Copy the records. Keep every line exactly as it is.

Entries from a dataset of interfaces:
++++++++++

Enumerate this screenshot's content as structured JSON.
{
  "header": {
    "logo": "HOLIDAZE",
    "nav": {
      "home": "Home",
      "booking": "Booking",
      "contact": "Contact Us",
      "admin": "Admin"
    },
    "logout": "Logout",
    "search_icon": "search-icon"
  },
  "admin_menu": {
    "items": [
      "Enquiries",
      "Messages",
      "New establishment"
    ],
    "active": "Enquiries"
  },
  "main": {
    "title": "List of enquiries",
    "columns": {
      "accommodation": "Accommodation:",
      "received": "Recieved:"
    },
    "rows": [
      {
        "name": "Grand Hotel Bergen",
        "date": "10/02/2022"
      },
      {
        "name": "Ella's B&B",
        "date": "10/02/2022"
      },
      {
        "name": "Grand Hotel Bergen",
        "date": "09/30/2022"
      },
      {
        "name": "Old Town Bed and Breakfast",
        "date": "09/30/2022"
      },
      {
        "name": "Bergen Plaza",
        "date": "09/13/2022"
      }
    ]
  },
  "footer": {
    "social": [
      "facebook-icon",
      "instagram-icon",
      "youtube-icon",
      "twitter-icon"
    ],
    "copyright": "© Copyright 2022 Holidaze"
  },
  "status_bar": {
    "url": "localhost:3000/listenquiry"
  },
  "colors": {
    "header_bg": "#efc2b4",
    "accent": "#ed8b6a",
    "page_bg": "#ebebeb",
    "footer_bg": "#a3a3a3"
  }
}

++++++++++

### Answer to the exercise:
Enumerate this screenshot's content as structured JSON.
{
  "header": {
    "logo": "HOLIDAZE",
    "nav": {
      "home": "Home",
      "booking": "Booking",
      "contact": "Contact Us",
      "admin": "Admin"
    },
    "logout": "Logout",
    "search_icon": "search-icon"
  },
  "admin_menu": {
    "items": [
      "Enquiries",
      "Messages",
      "New establishment"
    ],
    "active": "Enquiries"
  },
  "main": {
    "title": "List of enquiries",
    "columns": {
      "accommodation": "Accommodation:",
      "received": "Recieved:"
    },
    "rows": [
      {
        "name": "Grand Hotel Bergen",
        "date": "10/02/2022"
      },
      {
        "name": "Ella's B&B",
        "date": "10/02/2022"
      },
      {
        "name": "Grand Hotel Bergen",
        "date": "09/30/2022"
      },
      {
        "name": "Old Town Bed and Breakfast",
        "date": "09/30/2022"
      },
      {
        "name": "Bergen Plaza",
        "date": "09/13/2022"
      }
    ]
  },
  "footer": {
    "social": [
      "facebook-icon",
      "instagram-icon",
      "youtube-icon",
      "twitter-icon"
    ],
    "copyright": "© Copyright 2022 Holidaze"
  },
  "status_bar": {
    "url": "localhost:3000/listenquiry"
  },
  "colors": {
    "header_bg": "#efc2b4",
    "accent": "#ed8b6a",
    "page_bg": "#ebebeb",
    "footer_bg": "#a3a3a3"
  }
}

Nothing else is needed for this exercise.